|Prisoner in Isolation by Veronica Compton|
Looking back at Nina Schwanse’s 2013 exhibition at Good Children Gallery in which she assumed the identity of serial killer accomplice Veronica Compton, Amy Mackie talks to the real Veronica Compton about life after prison, the Hillside Strangler and the terror of having your identity taken away.
In 2013, I interviewed (for Pelican Bomb) Los Angeles-based artist Nina Schwanse, who was then living in New Orleans, about her exhibition Hold It Against Me: The Veronica Compton Archive at Good Children Gallery. The show wove together fact and fiction in an unconventional archive based on the life of Veronica Compton. It included photographs and a video in which Schwanse bears a strong resemblance to Compton, re-creations of Compton’s letters to and from serial killer Kenneth Bianchi, a mock version of her play The Mutilated Cutter, and drawings made in her style. It was an imagined version of Compton’s experiences and history, and it is not a stretch to say that, at the time, Schwanse was attempting to channel Compton, creating work as her. For that reason, when I interviewed Schwanse for Pelican Bomb, I did so twice—once in the artist’s voice and, as an extension of the exhibition, once in the voice of her subject-cum-alter-ego.
Years later, Compton (now Compton Wallace) discovered Schwanse’s project and the two interviews and reached out to Pelican Bomb. Shortly after, she agreed to an interview with me. A writer, artist, and musician who also lives and works in Los Angeles, Compton Wallace was convicted of attempted murder and incarcerated in 1981 as a result of her relationship with Kenneth Bianchi, a.k.a. the “Hillside Strangler.” She served a 22-year sentence in Bellingham, Washington. Since Compton came into the public sphere before the Internet, a quick Google search readily brings up Schwanse’s likeness, often before Compton Wallace’s own, a disorienting consequence of image construction in the digital age.
This series of interviews reveals multiple viewpoints and the layers of history and perspectives of one woman’s life—and challenges the way her history is and has been written, told, altered, and edited.
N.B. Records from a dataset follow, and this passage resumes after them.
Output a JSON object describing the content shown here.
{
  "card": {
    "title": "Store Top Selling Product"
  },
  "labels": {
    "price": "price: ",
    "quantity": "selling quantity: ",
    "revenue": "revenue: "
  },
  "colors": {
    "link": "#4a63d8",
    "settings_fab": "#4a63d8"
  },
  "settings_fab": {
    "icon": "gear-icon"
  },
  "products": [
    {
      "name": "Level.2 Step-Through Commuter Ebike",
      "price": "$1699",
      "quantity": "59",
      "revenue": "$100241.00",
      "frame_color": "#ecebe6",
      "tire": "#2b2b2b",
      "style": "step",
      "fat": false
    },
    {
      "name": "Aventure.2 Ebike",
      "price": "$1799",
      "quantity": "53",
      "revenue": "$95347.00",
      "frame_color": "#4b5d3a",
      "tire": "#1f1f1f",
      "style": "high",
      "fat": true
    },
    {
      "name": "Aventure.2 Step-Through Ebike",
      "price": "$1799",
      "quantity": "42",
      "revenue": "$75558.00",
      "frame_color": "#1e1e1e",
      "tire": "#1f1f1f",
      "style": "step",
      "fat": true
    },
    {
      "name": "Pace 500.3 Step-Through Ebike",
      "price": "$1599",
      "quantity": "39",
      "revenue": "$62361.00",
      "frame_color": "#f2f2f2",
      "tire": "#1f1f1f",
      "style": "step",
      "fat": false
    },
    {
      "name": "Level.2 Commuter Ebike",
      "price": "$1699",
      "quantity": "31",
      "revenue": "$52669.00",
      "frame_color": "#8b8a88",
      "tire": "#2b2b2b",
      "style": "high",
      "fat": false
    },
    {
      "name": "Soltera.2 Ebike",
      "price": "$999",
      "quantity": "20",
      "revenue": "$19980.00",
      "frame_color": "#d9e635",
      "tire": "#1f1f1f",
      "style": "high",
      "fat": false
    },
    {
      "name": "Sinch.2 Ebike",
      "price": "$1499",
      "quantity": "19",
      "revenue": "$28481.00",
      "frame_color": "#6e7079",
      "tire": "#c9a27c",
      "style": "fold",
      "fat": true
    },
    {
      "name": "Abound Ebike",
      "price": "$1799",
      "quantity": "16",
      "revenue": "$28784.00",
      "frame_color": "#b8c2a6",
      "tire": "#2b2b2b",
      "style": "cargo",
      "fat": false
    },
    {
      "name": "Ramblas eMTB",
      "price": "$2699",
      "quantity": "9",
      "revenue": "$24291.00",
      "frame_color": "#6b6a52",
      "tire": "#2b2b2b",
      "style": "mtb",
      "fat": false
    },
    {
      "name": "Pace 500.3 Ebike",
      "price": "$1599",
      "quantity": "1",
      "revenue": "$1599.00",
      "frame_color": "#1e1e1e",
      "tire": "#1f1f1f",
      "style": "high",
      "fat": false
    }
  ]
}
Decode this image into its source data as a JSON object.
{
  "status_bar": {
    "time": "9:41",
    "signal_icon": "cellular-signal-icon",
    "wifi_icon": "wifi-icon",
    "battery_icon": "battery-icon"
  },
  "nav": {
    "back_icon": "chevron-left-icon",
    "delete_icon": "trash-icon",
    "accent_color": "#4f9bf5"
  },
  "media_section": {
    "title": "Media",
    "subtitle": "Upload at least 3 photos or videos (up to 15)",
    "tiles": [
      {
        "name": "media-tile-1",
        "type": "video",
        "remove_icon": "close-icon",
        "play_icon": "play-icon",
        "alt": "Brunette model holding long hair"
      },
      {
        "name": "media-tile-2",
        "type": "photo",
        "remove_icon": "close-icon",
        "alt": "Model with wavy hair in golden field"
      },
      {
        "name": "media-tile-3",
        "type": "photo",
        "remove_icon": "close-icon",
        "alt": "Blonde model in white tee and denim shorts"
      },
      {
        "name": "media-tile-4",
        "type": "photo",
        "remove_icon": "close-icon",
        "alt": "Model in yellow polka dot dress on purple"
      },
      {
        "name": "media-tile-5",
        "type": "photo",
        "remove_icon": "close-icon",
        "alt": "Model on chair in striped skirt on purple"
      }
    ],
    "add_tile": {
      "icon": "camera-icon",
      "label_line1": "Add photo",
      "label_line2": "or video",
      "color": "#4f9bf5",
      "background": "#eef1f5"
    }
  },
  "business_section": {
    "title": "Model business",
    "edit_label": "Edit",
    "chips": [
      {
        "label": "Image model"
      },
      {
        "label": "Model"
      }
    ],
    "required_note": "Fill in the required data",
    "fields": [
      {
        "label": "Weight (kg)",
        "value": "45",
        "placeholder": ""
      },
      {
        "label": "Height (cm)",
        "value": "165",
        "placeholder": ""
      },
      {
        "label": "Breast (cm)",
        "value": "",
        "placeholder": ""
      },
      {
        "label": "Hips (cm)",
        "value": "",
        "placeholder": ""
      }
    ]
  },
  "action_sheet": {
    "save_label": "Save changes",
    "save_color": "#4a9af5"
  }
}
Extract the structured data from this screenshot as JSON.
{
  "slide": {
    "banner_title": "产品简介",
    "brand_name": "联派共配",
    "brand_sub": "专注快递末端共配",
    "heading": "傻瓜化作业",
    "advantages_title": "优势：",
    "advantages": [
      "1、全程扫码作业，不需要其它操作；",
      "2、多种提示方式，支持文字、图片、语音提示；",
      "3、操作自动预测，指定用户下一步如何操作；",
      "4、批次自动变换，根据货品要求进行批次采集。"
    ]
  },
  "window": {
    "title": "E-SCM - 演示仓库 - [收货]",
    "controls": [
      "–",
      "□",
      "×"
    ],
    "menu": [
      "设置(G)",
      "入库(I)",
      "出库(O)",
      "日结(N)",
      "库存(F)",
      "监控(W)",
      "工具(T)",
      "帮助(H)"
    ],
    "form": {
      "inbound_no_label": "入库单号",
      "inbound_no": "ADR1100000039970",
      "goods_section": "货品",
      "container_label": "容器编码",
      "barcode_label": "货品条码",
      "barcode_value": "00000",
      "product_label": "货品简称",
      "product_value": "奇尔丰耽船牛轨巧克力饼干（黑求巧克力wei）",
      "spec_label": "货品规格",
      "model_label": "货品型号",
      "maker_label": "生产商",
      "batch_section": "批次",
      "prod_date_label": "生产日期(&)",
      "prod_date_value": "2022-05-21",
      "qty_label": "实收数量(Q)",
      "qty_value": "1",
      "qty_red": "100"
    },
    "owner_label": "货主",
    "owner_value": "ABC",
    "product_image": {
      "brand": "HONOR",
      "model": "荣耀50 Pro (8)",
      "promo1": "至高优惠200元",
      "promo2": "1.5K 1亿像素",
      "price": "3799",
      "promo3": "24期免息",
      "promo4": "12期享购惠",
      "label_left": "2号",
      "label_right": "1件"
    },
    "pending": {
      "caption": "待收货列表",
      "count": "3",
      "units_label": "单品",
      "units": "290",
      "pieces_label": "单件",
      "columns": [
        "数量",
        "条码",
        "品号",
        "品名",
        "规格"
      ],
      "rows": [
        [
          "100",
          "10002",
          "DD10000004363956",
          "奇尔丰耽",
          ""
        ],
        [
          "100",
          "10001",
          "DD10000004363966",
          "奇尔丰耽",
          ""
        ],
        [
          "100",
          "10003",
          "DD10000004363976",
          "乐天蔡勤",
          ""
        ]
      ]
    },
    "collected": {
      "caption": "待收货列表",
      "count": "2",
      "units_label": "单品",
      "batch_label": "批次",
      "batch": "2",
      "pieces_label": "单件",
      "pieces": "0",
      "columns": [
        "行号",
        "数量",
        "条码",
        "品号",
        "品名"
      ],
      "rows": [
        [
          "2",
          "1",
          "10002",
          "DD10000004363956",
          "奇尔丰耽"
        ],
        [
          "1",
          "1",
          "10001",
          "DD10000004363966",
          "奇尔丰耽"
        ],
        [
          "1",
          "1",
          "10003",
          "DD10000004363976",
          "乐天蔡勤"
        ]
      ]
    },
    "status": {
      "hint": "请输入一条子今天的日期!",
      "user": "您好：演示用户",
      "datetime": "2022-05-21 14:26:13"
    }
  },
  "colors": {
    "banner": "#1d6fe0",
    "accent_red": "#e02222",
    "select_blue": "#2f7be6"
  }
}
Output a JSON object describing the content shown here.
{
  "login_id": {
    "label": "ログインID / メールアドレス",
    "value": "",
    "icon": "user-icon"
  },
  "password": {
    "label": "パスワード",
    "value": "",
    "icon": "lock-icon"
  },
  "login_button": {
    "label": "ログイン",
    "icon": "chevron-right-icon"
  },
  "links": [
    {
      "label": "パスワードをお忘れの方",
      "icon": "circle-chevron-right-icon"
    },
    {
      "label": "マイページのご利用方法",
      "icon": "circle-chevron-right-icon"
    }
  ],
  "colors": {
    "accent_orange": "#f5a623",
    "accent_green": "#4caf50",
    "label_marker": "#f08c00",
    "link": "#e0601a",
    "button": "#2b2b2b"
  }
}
I am grateful to Compton Wallace for sharing her story and to Schwanse for bringing it to my attention. —Amy Mackie
Amy Mackie: Was it upsetting for you to discover that Nina Schwanse made a body of work inspired by your personal history? More>>
|Da Blues Too by Bunny Matthews|
Before and After at Arthur Roger features Bunny Matthews’ instantly recognizable cartoons spanning the last 34 years. Meticulously rendered in pen and ink and sometimes colored pencil, the cartoons are drawn in what has been described as his “traditional post-psychedelic baroque caricature style.” In 1982, Bunny Matthews created the emblematic characters, Vic and Nat’ly Broussard for the Times-Picayune’s Dixie magazine. For decades, Vic and Natly’s commentaries have amused, and often provoked. Observing life in the Creole City from his exurban Abita Springs redoubt, Matthews has said that he holds high standards for New Orleans, where he believes most people are too accepting and forgiving. His outspoken style often prompts controversy, yet he remains unapologetic. He believes that lines are meant to be crossed and through his work, he aims to educate and enlighten his audience, forcing them to react, to think and to change. Due to a recent illness that limited his ability to produce new work, this show is a retrospective of sorts. He's one of a kind, and he's Naturally New Awlins--we wish him the best! More Here & Here